__Task to complete__: Output all the entries word for word. Omit the pictures.

__Dataset excerpts__:
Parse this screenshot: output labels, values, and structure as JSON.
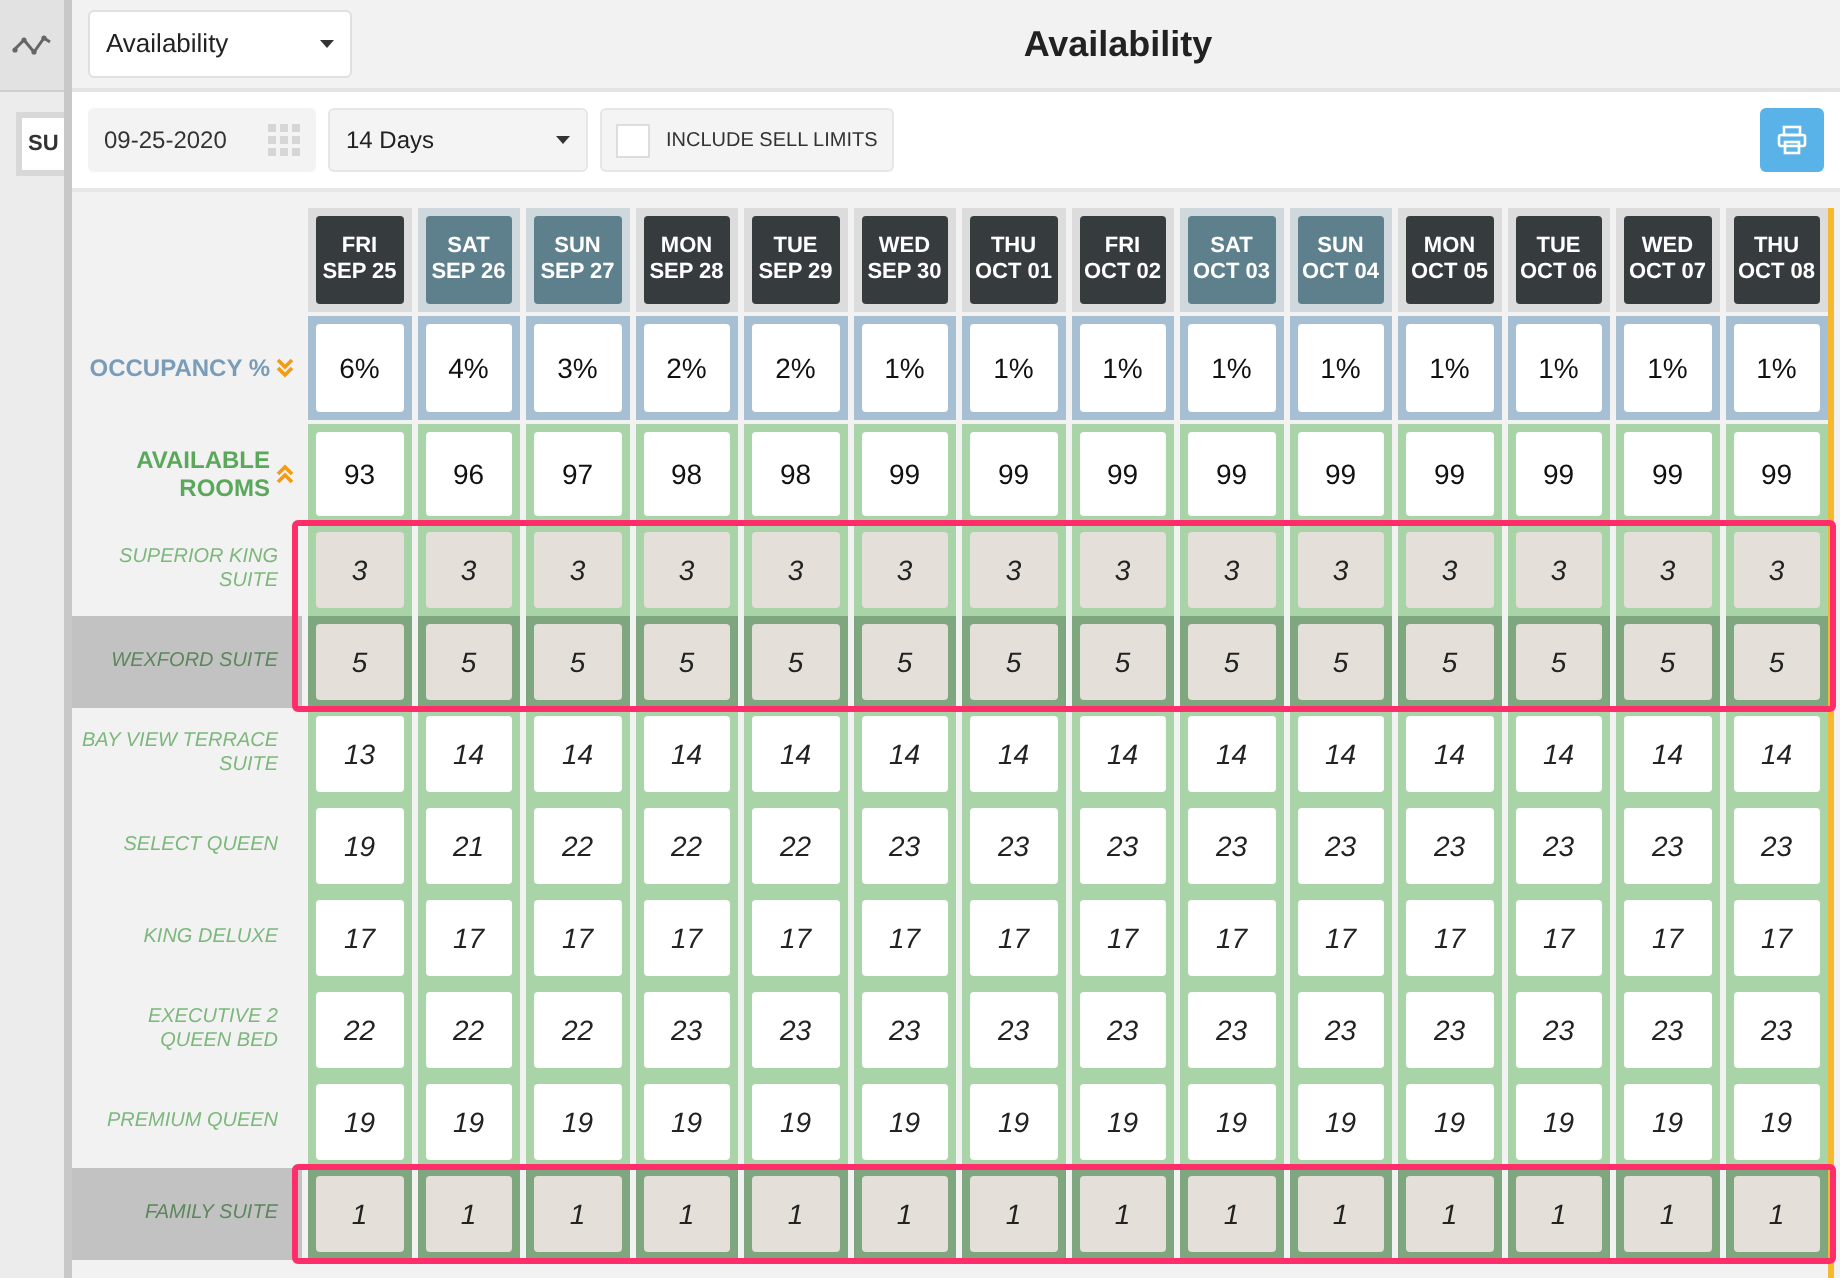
{
  "sidebar": {
    "rail_button": "SU"
  },
  "header": {
    "report_select": "Availability",
    "title": "Availability"
  },
  "toolbar": {
    "date": "09-25-2020",
    "range_select": "14 Days",
    "include_sell_limits": {
      "label": "INCLUDE SELL LIMITS",
      "checked": false
    }
  },
  "days": [
    {
      "weekday": "FRI",
      "date": "SEP 25",
      "weekend": false
    },
    {
      "weekday": "SAT",
      "date": "SEP 26",
      "weekend": true
    },
    {
      "weekday": "SUN",
      "date": "SEP 27",
      "weekend": true
    },
    {
      "weekday": "MON",
      "date": "SEP 28",
      "weekend": false
    },
    {
      "weekday": "TUE",
      "date": "SEP 29",
      "weekend": false
    },
    {
      "weekday": "WED",
      "date": "SEP 30",
      "weekend": false
    },
    {
      "weekday": "THU",
      "date": "OCT 01",
      "weekend": false
    },
    {
      "weekday": "FRI",
      "date": "OCT 02",
      "weekend": false
    },
    {
      "weekday": "SAT",
      "date": "OCT 03",
      "weekend": true
    },
    {
      "weekday": "SUN",
      "date": "OCT 04",
      "weekend": true
    },
    {
      "weekday": "MON",
      "date": "OCT 05",
      "weekend": false
    },
    {
      "weekday": "TUE",
      "date": "OCT 06",
      "weekend": false
    },
    {
      "weekday": "WED",
      "date": "OCT 07",
      "weekend": false
    },
    {
      "weekday": "THU",
      "date": "OCT 08",
      "weekend": false
    }
  ],
  "occupancy": {
    "label": "OCCUPANCY %",
    "expanded": false,
    "values": [
      "6%",
      "4%",
      "3%",
      "2%",
      "2%",
      "1%",
      "1%",
      "1%",
      "1%",
      "1%",
      "1%",
      "1%",
      "1%",
      "1%"
    ]
  },
  "available": {
    "label": "AVAILABLE ROOMS",
    "expanded": true,
    "values": [
      "93",
      "96",
      "97",
      "98",
      "98",
      "99",
      "99",
      "99",
      "99",
      "99",
      "99",
      "99",
      "99",
      "99"
    ]
  },
  "rooms": [
    {
      "name": "SUPERIOR KING SUITE",
      "highlighted": true,
      "selected": false,
      "values": [
        "3",
        "3",
        "3",
        "3",
        "3",
        "3",
        "3",
        "3",
        "3",
        "3",
        "3",
        "3",
        "3",
        "3"
      ]
    },
    {
      "name": "WEXFORD SUITE",
      "highlighted": true,
      "selected": true,
      "values": [
        "5",
        "5",
        "5",
        "5",
        "5",
        "5",
        "5",
        "5",
        "5",
        "5",
        "5",
        "5",
        "5",
        "5"
      ]
    },
    {
      "name": "BAY VIEW TERRACE SUITE",
      "highlighted": false,
      "selected": false,
      "values": [
        "13",
        "14",
        "14",
        "14",
        "14",
        "14",
        "14",
        "14",
        "14",
        "14",
        "14",
        "14",
        "14",
        "14"
      ]
    },
    {
      "name": "SELECT QUEEN",
      "highlighted": false,
      "selected": false,
      "values": [
        "19",
        "21",
        "22",
        "22",
        "22",
        "23",
        "23",
        "23",
        "23",
        "23",
        "23",
        "23",
        "23",
        "23"
      ]
    },
    {
      "name": "KING DELUXE",
      "highlighted": false,
      "selected": false,
      "values": [
        "17",
        "17",
        "17",
        "17",
        "17",
        "17",
        "17",
        "17",
        "17",
        "17",
        "17",
        "17",
        "17",
        "17"
      ]
    },
    {
      "name": "EXECUTIVE 2 QUEEN BED",
      "highlighted": false,
      "selected": false,
      "values": [
        "22",
        "22",
        "22",
        "23",
        "23",
        "23",
        "23",
        "23",
        "23",
        "23",
        "23",
        "23",
        "23",
        "23"
      ]
    },
    {
      "name": "PREMIUM QUEEN",
      "highlighted": false,
      "selected": false,
      "values": [
        "19",
        "19",
        "19",
        "19",
        "19",
        "19",
        "19",
        "19",
        "19",
        "19",
        "19",
        "19",
        "19",
        "19"
      ]
    },
    {
      "name": "FAMILY SUITE",
      "highlighted": true,
      "selected": true,
      "values": [
        "1",
        "1",
        "1",
        "1",
        "1",
        "1",
        "1",
        "1",
        "1",
        "1",
        "1",
        "1",
        "1",
        "1"
      ]
    }
  ]
}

__Result below__:
Parse this screenshot: output labels, values, and structure as JSON.
{
  "sidebar": {
    "rail_button": "SU"
  },
  "header": {
    "report_select": "Availability",
    "title": "Availability"
  },
  "toolbar": {
    "date": "09-25-2020",
    "range_select": "14 Days",
    "include_sell_limits": {
      "label": "INCLUDE SELL LIMITS",
      "checked": false
    }
  },
  "days": [
    {
      "weekday": "FRI",
      "date": "SEP 25",
      "weekend": false
    },
    {
      "weekday": "SAT",
      "date": "SEP 26",
      "weekend": true
    },
    {
      "weekday": "SUN",
      "date": "SEP 27",
      "weekend": true
    },
    {
      "weekday": "MON",
      "date": "SEP 28",
      "weekend": false
    },
    {
      "weekday": "TUE",
      "date": "SEP 29",
      "weekend": false
    },
    {
      "weekday": "WED",
      "date": "SEP 30",
      "weekend": false
    },
    {
      "weekday": "THU",
      "date": "OCT 01",
      "weekend": false
    },
    {
      "weekday": "FRI",
      "date": "OCT 02",
      "weekend": false
    },
    {
      "weekday": "SAT",
      "date": "OCT 03",
      "weekend": true
    },
    {
      "weekday": "SUN",
      "date": "OCT 04",
      "weekend": true
    },
    {
      "weekday": "MON",
      "date": "OCT 05",
      "weekend": false
    },
    {
      "weekday": "TUE",
      "date": "OCT 06",
      "weekend": false
    },
    {
      "weekday": "WED",
      "date": "OCT 07",
      "weekend": false
    },
    {
      "weekday": "THU",
      "date": "OCT 08",
      "weekend": false
    }
  ],
  "occupancy": {
    "label": "OCCUPANCY %",
    "expanded": false,
    "values": [
      "6%",
      "4%",
      "3%",
      "2%",
      "2%",
      "1%",
      "1%",
      "1%",
      "1%",
      "1%",
      "1%",
      "1%",
      "1%",
      "1%"
    ]
  },
  "available": {
    "label": "AVAILABLE ROOMS",
    "expanded": true,
    "values": [
      "93",
      "96",
      "97",
      "98",
      "98",
      "99",
      "99",
      "99",
      "99",
      "99",
      "99",
      "99",
      "99",
      "99"
    ]
  },
  "rooms": [
    {
      "name": "SUPERIOR KING SUITE",
      "highlighted": true,
      "selected": false,
      "values": [
        "3",
        "3",
        "3",
        "3",
        "3",
        "3",
        "3",
        "3",
        "3",
        "3",
        "3",
        "3",
        "3",
        "3"
      ]
    },
    {
      "name": "WEXFORD SUITE",
      "highlighted": true,
      "selected": true,
      "values": [
        "5",
        "5",
        "5",
        "5",
        "5",
        "5",
        "5",
        "5",
        "5",
        "5",
        "5",
        "5",
        "5",
        "5"
      ]
    },
    {
      "name": "BAY VIEW TERRACE SUITE",
      "highlighted": false,
      "selected": false,
      "values": [
        "13",
        "14",
        "14",
        "14",
        "14",
        "14",
        "14",
        "14",
        "14",
        "14",
        "14",
        "14",
        "14",
        "14"
      ]
    },
    {
      "name": "SELECT QUEEN",
      "highlighted": false,
      "selected": false,
      "values": [
        "19",
        "21",
        "22",
        "22",
        "22",
        "23",
        "23",
        "23",
        "23",
        "23",
        "23",
        "23",
        "23",
        "23"
      ]
    },
    {
      "name": "KING DELUXE",
      "highlighted": false,
      "selected": false,
      "values": [
        "17",
        "17",
        "17",
        "17",
        "17",
        "17",
        "17",
        "17",
        "17",
        "17",
        "17",
        "17",
        "17",
        "17"
      ]
    },
    {
      "name": "EXECUTIVE 2 QUEEN BED",
      "highlighted": false,
      "selected": false,
      "values": [
        "22",
        "22",
        "22",
        "23",
        "23",
        "23",
        "23",
        "23",
        "23",
        "23",
        "23",
        "23",
        "23",
        "23"
      ]
    },
    {
      "name": "PREMIUM QUEEN",
      "highlighted": false,
      "selected": false,
      "values": [
        "19",
        "19",
        "19",
        "19",
        "19",
        "19",
        "19",
        "19",
        "19",
        "19",
        "19",
        "19",
        "19",
        "19"
      ]
    },
    {
      "name": "FAMILY SUITE",
      "highlighted": true,
      "selected": true,
      "values": [
        "1",
        "1",
        "1",
        "1",
        "1",
        "1",
        "1",
        "1",
        "1",
        "1",
        "1",
        "1",
        "1",
        "1"
      ]
    }
  ]
}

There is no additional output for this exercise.